| Material for the task |
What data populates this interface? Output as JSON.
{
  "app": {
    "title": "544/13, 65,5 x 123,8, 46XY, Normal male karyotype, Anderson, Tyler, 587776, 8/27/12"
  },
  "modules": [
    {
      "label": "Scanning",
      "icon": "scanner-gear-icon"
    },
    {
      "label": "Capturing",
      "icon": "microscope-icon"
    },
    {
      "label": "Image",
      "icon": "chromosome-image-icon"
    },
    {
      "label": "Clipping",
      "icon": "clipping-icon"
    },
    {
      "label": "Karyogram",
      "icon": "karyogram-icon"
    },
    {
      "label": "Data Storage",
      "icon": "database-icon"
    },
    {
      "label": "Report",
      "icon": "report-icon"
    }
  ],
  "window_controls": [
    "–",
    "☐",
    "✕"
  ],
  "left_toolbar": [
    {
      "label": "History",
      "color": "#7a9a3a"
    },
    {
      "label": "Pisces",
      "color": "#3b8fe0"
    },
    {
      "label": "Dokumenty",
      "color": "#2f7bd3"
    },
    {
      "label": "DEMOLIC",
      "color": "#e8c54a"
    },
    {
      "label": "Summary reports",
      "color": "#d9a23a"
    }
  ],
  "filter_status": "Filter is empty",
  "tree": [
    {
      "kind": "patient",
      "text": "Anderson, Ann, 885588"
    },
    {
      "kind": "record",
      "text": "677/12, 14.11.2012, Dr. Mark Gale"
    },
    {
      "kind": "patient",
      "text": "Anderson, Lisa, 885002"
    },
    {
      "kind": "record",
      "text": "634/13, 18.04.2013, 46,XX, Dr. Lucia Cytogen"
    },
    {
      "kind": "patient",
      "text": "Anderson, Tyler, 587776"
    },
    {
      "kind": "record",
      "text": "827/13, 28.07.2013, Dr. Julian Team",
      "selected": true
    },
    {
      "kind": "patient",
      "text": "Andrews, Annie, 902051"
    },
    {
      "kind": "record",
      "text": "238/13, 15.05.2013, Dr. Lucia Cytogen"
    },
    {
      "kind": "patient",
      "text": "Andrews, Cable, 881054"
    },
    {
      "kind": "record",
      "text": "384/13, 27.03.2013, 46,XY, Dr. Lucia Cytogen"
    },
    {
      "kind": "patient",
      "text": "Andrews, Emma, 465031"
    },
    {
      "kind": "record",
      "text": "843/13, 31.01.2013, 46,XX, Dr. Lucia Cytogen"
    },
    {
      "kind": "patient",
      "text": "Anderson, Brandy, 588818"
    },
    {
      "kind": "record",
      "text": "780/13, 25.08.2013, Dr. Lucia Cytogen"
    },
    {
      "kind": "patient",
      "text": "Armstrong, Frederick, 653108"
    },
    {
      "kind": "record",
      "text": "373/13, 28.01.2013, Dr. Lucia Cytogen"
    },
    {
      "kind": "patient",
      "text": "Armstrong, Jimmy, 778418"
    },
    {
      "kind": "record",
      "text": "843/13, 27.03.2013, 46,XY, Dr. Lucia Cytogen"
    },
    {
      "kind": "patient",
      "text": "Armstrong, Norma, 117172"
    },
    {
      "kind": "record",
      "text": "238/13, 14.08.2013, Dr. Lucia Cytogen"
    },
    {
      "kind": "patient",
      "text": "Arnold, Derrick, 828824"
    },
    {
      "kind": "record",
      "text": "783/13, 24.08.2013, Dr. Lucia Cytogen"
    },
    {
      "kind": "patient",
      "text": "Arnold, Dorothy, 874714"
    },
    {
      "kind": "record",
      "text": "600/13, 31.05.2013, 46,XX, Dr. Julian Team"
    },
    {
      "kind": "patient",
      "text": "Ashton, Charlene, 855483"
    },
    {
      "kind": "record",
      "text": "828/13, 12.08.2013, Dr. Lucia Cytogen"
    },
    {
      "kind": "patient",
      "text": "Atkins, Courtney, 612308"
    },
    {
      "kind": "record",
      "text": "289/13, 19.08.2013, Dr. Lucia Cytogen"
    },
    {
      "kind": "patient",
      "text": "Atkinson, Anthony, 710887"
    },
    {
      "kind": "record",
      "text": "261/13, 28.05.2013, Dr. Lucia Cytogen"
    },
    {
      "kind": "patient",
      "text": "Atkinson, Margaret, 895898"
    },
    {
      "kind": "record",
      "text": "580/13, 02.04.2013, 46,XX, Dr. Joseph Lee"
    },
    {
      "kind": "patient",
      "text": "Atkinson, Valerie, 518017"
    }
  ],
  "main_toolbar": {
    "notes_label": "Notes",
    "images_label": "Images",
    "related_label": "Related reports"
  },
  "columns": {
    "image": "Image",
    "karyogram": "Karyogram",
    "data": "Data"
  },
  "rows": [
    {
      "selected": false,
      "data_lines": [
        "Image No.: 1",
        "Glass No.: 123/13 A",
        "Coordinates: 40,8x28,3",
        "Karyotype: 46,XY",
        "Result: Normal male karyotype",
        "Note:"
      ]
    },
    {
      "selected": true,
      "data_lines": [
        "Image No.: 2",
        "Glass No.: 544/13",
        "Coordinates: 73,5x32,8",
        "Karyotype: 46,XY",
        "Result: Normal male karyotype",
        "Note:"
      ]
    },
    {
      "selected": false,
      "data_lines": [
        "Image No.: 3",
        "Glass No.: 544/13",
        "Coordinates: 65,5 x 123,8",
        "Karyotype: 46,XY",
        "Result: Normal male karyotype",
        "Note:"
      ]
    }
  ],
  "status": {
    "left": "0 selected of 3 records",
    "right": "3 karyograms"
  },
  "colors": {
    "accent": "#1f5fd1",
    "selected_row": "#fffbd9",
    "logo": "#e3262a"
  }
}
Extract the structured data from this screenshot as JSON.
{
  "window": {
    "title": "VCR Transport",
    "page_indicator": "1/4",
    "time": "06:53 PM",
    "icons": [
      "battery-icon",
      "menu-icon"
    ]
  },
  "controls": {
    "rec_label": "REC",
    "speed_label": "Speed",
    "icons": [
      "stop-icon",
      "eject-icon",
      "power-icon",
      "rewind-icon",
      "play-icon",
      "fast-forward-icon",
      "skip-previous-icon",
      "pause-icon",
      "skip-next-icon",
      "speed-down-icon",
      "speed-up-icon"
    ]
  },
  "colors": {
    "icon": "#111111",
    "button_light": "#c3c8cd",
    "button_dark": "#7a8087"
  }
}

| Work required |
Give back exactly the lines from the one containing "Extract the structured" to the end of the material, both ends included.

| Answer space |
Extract the structured data from this screenshot as JSON.
{
  "window": {
    "title": "VCR Transport",
    "page_indicator": "1/4",
    "time": "06:53 PM",
    "icons": [
      "battery-icon",
      "menu-icon"
    ]
  },
  "controls": {
    "rec_label": "REC",
    "speed_label": "Speed",
    "icons": [
      "stop-icon",
      "eject-icon",
      "power-icon",
      "rewind-icon",
      "play-icon",
      "fast-forward-icon",
      "skip-previous-icon",
      "pause-icon",
      "skip-next-icon",
      "speed-down-icon",
      "speed-up-icon"
    ]
  },
  "colors": {
    "icon": "#111111",
    "button_light": "#c3c8cd",
    "button_dark": "#7a8087"
  }
}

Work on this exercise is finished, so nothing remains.